| Try it |
Using the records below, filter out every line that lacks "object" and copy the rest.
BEGIN Recorded data
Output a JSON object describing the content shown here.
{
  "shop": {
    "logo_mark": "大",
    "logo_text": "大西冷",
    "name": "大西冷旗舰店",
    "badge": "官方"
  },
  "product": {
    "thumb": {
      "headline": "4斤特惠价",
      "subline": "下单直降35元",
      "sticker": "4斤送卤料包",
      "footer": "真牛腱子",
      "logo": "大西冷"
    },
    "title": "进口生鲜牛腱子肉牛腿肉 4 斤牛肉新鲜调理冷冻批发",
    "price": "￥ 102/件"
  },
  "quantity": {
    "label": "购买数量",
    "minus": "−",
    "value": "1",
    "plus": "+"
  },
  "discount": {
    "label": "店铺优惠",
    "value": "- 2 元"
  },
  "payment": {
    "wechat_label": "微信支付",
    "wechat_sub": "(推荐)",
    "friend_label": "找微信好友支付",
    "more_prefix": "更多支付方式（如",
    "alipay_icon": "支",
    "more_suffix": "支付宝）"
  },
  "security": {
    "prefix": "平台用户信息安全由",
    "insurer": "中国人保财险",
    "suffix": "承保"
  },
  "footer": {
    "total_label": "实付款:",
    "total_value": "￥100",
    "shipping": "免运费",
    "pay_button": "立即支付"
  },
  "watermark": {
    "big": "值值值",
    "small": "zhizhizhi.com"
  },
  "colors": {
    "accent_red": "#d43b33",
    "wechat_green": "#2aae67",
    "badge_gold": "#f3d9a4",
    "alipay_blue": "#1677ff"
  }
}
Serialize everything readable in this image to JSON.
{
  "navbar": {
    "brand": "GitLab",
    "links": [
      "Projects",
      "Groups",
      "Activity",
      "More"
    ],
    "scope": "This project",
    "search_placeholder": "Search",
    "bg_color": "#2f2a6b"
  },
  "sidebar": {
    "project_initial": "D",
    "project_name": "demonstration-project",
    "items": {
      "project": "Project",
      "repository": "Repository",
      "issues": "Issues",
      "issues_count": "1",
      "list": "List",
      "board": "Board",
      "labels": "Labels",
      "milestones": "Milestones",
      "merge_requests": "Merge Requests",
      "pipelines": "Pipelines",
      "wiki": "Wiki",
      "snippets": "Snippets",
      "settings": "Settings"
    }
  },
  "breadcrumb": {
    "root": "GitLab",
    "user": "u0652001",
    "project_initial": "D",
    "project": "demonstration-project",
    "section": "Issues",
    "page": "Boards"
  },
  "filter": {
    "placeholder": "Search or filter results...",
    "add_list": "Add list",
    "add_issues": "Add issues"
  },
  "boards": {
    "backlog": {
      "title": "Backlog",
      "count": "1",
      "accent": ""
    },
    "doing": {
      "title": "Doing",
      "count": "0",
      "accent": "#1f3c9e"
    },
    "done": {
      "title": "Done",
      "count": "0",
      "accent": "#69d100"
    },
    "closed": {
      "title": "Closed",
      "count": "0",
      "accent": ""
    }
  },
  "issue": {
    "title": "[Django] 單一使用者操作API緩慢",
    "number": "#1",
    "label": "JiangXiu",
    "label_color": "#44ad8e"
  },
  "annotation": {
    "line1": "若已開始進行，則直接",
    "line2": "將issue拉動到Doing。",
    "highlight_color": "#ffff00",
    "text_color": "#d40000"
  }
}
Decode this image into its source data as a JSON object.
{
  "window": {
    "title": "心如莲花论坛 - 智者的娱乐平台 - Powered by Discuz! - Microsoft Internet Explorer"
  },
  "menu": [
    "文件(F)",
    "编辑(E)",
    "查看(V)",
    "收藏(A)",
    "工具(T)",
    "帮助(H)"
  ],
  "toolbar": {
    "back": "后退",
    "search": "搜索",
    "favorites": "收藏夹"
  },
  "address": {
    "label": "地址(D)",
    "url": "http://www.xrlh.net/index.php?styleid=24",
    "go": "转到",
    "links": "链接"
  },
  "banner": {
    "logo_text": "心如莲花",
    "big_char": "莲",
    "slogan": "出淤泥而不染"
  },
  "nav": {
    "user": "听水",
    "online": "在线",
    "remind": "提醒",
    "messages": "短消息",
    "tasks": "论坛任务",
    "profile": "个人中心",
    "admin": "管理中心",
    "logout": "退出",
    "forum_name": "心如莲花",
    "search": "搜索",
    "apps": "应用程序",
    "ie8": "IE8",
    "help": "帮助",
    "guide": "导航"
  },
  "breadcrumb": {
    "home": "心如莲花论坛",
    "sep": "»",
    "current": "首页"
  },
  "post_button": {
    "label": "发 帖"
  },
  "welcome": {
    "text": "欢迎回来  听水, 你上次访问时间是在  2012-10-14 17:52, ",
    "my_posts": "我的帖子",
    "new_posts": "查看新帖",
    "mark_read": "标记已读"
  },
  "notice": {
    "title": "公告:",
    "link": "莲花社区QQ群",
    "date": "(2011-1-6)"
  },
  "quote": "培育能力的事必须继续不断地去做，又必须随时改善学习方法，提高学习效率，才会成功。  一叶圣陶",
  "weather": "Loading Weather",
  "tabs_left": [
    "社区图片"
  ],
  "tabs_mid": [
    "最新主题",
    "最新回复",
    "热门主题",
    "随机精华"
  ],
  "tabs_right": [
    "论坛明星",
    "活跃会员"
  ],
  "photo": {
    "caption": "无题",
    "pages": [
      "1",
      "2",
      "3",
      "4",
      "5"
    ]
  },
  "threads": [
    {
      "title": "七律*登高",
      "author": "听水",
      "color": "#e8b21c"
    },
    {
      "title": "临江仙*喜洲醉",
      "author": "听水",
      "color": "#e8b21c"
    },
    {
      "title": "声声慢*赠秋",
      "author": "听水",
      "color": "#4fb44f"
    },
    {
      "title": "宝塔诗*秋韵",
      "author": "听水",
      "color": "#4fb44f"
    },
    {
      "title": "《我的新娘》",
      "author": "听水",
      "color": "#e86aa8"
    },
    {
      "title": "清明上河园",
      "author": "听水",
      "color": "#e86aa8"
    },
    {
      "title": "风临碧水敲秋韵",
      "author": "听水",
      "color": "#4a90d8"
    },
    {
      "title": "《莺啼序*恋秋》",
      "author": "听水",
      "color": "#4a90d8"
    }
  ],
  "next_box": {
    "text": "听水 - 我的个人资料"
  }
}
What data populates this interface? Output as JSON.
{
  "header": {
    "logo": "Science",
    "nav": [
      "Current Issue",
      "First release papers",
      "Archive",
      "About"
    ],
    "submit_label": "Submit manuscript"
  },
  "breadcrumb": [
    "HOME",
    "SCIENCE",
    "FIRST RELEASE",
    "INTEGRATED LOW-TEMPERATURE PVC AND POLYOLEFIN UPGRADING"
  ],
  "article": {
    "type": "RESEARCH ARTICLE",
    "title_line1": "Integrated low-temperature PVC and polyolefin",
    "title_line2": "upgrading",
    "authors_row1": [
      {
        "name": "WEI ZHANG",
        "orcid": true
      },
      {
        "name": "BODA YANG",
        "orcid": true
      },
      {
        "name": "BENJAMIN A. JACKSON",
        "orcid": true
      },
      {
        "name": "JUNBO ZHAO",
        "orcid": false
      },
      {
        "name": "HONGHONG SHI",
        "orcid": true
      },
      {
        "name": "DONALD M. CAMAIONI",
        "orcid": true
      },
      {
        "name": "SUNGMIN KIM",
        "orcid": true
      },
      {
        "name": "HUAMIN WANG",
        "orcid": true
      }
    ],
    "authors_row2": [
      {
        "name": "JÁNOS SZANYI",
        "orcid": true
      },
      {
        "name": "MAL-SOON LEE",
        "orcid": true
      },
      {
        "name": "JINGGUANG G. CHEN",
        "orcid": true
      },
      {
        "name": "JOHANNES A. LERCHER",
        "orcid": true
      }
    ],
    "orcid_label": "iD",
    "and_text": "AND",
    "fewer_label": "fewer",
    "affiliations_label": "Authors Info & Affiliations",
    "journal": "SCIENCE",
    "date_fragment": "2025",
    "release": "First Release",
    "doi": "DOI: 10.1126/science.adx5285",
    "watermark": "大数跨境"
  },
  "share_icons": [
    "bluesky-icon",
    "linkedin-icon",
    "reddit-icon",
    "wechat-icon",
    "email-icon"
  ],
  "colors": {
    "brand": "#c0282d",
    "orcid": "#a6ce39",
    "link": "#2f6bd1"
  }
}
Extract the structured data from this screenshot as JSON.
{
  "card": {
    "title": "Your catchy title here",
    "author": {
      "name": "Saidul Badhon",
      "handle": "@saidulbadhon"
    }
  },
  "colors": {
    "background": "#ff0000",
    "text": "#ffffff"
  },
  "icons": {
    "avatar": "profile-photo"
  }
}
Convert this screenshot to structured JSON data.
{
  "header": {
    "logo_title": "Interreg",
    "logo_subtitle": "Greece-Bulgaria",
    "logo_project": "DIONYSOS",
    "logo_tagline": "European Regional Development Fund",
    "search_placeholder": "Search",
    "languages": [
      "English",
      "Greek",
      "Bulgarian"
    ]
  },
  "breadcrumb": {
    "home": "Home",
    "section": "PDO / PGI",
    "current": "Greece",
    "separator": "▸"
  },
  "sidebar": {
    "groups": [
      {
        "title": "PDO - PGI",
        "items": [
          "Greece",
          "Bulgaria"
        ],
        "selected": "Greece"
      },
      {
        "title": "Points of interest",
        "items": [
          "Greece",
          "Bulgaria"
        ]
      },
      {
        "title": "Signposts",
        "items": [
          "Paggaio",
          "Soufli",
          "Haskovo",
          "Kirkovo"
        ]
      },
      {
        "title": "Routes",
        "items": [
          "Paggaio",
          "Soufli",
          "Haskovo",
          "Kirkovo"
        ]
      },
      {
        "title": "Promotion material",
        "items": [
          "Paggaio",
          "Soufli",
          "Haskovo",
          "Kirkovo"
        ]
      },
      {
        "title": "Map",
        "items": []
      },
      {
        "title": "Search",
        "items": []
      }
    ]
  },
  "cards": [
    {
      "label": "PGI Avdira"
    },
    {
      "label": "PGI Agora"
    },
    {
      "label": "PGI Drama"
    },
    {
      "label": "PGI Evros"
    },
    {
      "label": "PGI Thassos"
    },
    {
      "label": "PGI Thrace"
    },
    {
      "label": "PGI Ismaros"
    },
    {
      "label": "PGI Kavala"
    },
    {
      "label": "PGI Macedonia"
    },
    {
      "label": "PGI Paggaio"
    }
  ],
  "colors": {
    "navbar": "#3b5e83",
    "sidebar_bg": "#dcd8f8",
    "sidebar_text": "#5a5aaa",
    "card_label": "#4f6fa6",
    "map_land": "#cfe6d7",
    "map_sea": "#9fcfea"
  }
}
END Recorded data
| Result below |
Output a JSON object describing the content shown here.
Decode this image into its source data as a JSON object.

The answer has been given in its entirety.